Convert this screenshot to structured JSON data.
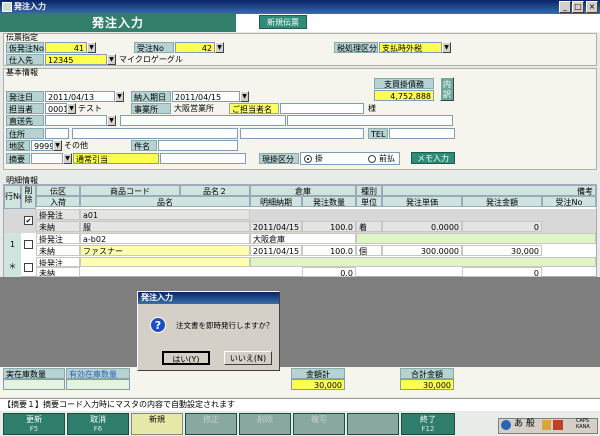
{
  "window": {
    "title": "発注入力",
    "min": "_",
    "max": "□",
    "close": "×"
  },
  "header": {
    "title": "発注入力",
    "new_slip": "新規伝票"
  },
  "slip": {
    "section": "伝票指定",
    "order_no_label": "仮発注No",
    "order_no": "41",
    "recv_no_label": "受注No",
    "recv_no": "42",
    "tax_label": "税処理区分",
    "tax": "支払時外税",
    "supplier_label": "仕入先",
    "supplier_code": "12345",
    "supplier_name": "マイクロゲーグル"
  },
  "basic": {
    "section": "基本情報",
    "order_date_label": "発注日",
    "order_date": "2011/04/13",
    "delivery_label": "納入期日",
    "delivery": "2011/04/15",
    "payable_label": "支買掛債務",
    "payable": "4,752,888",
    "detail_btn": "内訳",
    "staff_label": "担当者",
    "staff_code": "0001",
    "staff_name": "テスト",
    "office_label": "事業所",
    "office": "大阪営業所",
    "contact_label": "ご担当者名",
    "contact_suffix": "様",
    "direct_label": "直送先",
    "address_label": "住所",
    "tel_label": "TEL",
    "area_label": "地区",
    "area_code": "9999",
    "area_name": "その他",
    "subject_label": "件名",
    "summary_label": "摘要",
    "summary": "通常引当",
    "cash_label": "現掛区分",
    "cash_opt1": "掛",
    "cash_opt2": "前払",
    "memo_btn": "メモ入力"
  },
  "detail": {
    "section": "明細情報",
    "headers": {
      "row": "行No",
      "del": "削除",
      "slip_type": "伝区",
      "code": "商品コード",
      "name2": "品名２",
      "warehouse": "倉庫",
      "kind": "種別",
      "remark": "備考",
      "receive": "入荷",
      "name": "品名",
      "due": "明細納期",
      "qty": "発注数量",
      "unit": "単位",
      "price": "発注単価",
      "amount": "発注金額",
      "recv_no": "受注No"
    },
    "rows": [
      {
        "no": "",
        "t1": "掛発注",
        "t2": "未納",
        "code": "a01",
        "name": "服",
        "due": "2011/04/15",
        "qty": "100.0",
        "unit": "着",
        "price": "0.0000",
        "amount": "0",
        "checked": true
      },
      {
        "no": "1",
        "t1": "掛発注",
        "t2": "未納",
        "code": "a-b02",
        "name": "ファスナー",
        "warehouse": "大阪倉庫",
        "due": "2011/04/15",
        "qty": "100.0",
        "unit": "個",
        "price": "300.0000",
        "amount": "30,000",
        "checked": false
      },
      {
        "no": "＊",
        "t1": "掛発注",
        "t2": "未納",
        "code": "",
        "name": "",
        "qty": "0.0",
        "price": "",
        "amount": "0",
        "checked": false
      }
    ]
  },
  "footer": {
    "stock_label": "実在庫数量",
    "avail_label": "有効在庫数量",
    "amount_label": "金額計",
    "amount": "30,000",
    "total_label": "合計金額",
    "total": "30,000"
  },
  "status": "【摘要１】摘要コード入力時にマスタの内容で自動設定されます",
  "fkeys": [
    {
      "label": "更新",
      "key": "F5",
      "state": "on"
    },
    {
      "label": "取消",
      "key": "F6",
      "state": "on"
    },
    {
      "label": "新規",
      "key": "",
      "state": "hl"
    },
    {
      "label": "修正",
      "key": "",
      "state": "dis"
    },
    {
      "label": "削除",
      "key": "",
      "state": "dis"
    },
    {
      "label": "複写",
      "key": "",
      "state": "dis"
    },
    {
      "label": "",
      "key": "",
      "state": "dis"
    },
    {
      "label": "終了",
      "key": "F12",
      "state": "on"
    }
  ],
  "dialog": {
    "title": "発注入力",
    "message": "注文書を即時発行しますか？",
    "yes": "はい(Y)",
    "no": "いいえ(N)"
  },
  "tray": {
    "ime": "あ 般",
    "caps": "CAPS",
    "kana": "KANA"
  }
}
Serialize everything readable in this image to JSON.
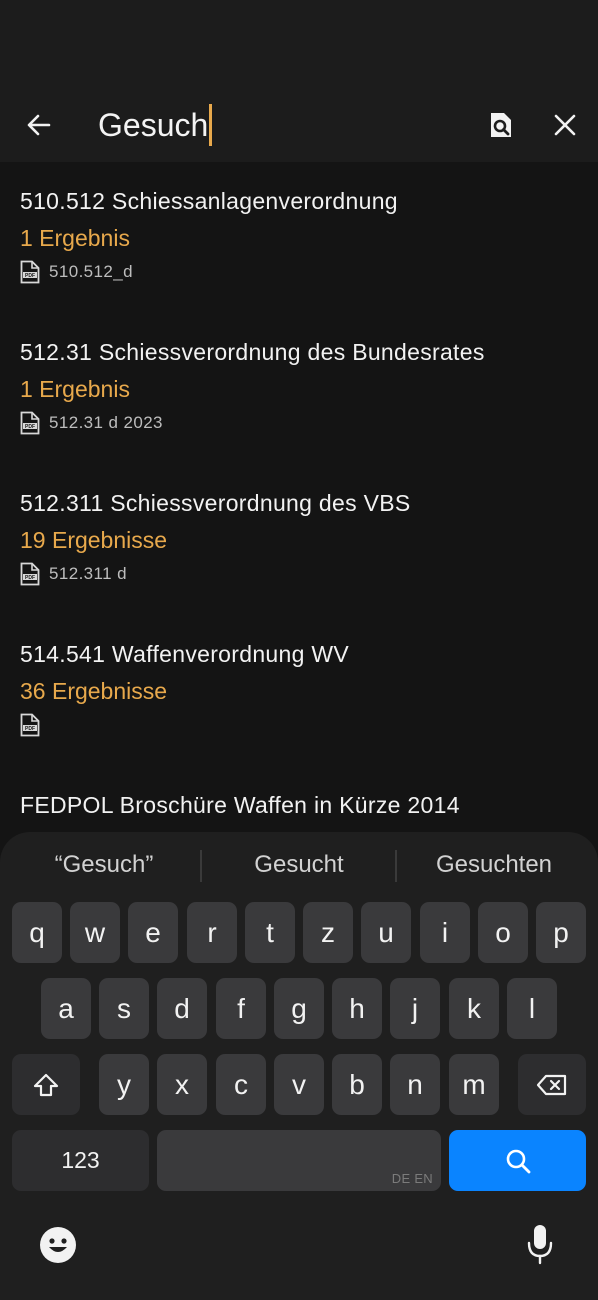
{
  "header": {
    "search_value": "Gesuch",
    "back_icon": "arrow-left-icon",
    "search_doc_icon": "document-search-icon",
    "close_icon": "close-icon"
  },
  "results": [
    {
      "title": "510.512 Schiessanlagenverordnung",
      "count": "1 Ergebnis",
      "file": "510.512_d"
    },
    {
      "title": "512.31 Schiessverordnung des Bundesrates",
      "count": "1 Ergebnis",
      "file": "512.31 d 2023"
    },
    {
      "title": "512.311 Schiessverordnung des VBS",
      "count": "19 Ergebnisse",
      "file": "512.311 d"
    },
    {
      "title": "514.541 Waffenverordnung WV",
      "count": "36 Ergebnisse",
      "file": ""
    },
    {
      "title": "FEDPOL Broschüre Waffen in Kürze 2014"
    }
  ],
  "keyboard": {
    "suggestions": [
      "“Gesuch”",
      "Gesucht",
      "Gesuchten"
    ],
    "row1": [
      "q",
      "w",
      "e",
      "r",
      "t",
      "z",
      "u",
      "i",
      "o",
      "p"
    ],
    "row2": [
      "a",
      "s",
      "d",
      "f",
      "g",
      "h",
      "j",
      "k",
      "l"
    ],
    "row3": [
      "y",
      "x",
      "c",
      "v",
      "b",
      "n",
      "m"
    ],
    "numbers_label": "123",
    "space_lang_hint": "DE EN",
    "colors": {
      "accent": "#e8a94c",
      "action_key": "#0a84ff",
      "key": "#3a3a3c"
    }
  }
}
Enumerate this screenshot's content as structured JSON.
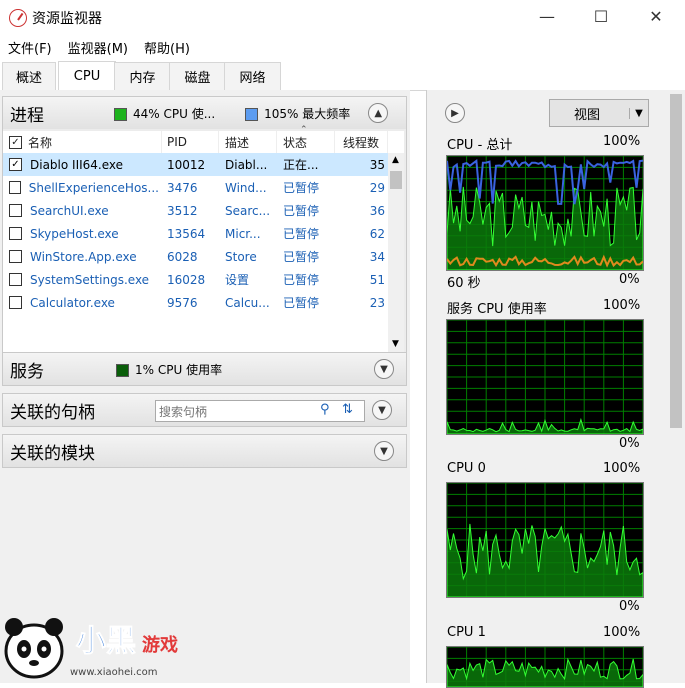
{
  "window": {
    "title": "资源监视器",
    "min": "—",
    "max": "☐",
    "close": "✕"
  },
  "menu": [
    "文件(F)",
    "监视器(M)",
    "帮助(H)"
  ],
  "tabs": [
    "概述",
    "CPU",
    "内存",
    "磁盘",
    "网络"
  ],
  "process_section": {
    "title": "进程",
    "cpu_usage": "44% CPU 使...",
    "max_freq": "105% 最大频率",
    "columns": [
      "名称",
      "PID",
      "描述",
      "状态",
      "线程数"
    ],
    "rows": [
      {
        "name": "Diablo III64.exe",
        "pid": "10012",
        "desc": "Diabl...",
        "status": "正在...",
        "threads": "35",
        "checked": true
      },
      {
        "name": "ShellExperienceHos...",
        "pid": "3476",
        "desc": "Wind...",
        "status": "已暂停",
        "threads": "29",
        "checked": false
      },
      {
        "name": "SearchUI.exe",
        "pid": "3512",
        "desc": "Searc...",
        "status": "已暂停",
        "threads": "36",
        "checked": false
      },
      {
        "name": "SkypeHost.exe",
        "pid": "13564",
        "desc": "Micr...",
        "status": "已暂停",
        "threads": "62",
        "checked": false
      },
      {
        "name": "WinStore.App.exe",
        "pid": "6028",
        "desc": "Store",
        "status": "已暂停",
        "threads": "34",
        "checked": false
      },
      {
        "name": "SystemSettings.exe",
        "pid": "16028",
        "desc": "设置",
        "status": "已暂停",
        "threads": "51",
        "checked": false
      },
      {
        "name": "Calculator.exe",
        "pid": "9576",
        "desc": "Calcu...",
        "status": "已暂停",
        "threads": "23",
        "checked": false
      }
    ]
  },
  "services_section": {
    "title": "服务",
    "usage": "1% CPU 使用率"
  },
  "handles_section": {
    "title": "关联的句柄",
    "search_placeholder": "搜索句柄"
  },
  "modules_section": {
    "title": "关联的模块"
  },
  "right": {
    "view_label": "视图",
    "graphs": [
      {
        "title": "CPU - 总计",
        "max": "100%",
        "time": "60 秒",
        "min": "0%"
      },
      {
        "title": "服务 CPU 使用率",
        "max": "100%",
        "min": "0%"
      },
      {
        "title": "CPU 0",
        "max": "100%",
        "min": "0%"
      },
      {
        "title": "CPU 1",
        "max": "100%"
      }
    ]
  },
  "watermark": {
    "brand": "小黑游戏",
    "url": "www.xiaohei.com"
  },
  "colors": {
    "graph_bg": "#000000",
    "grid": "#007f00",
    "cpu_line": "#1fd61f",
    "freq_line": "#3a63e0",
    "service_line": "#e08a1e",
    "selected_row": "#cce8ff"
  }
}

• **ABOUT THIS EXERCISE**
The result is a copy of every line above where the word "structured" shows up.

• **EXERCISE RESULT**
Convert this screenshot to structured JSON data.
Enumerate this screenshot's content as structured JSON.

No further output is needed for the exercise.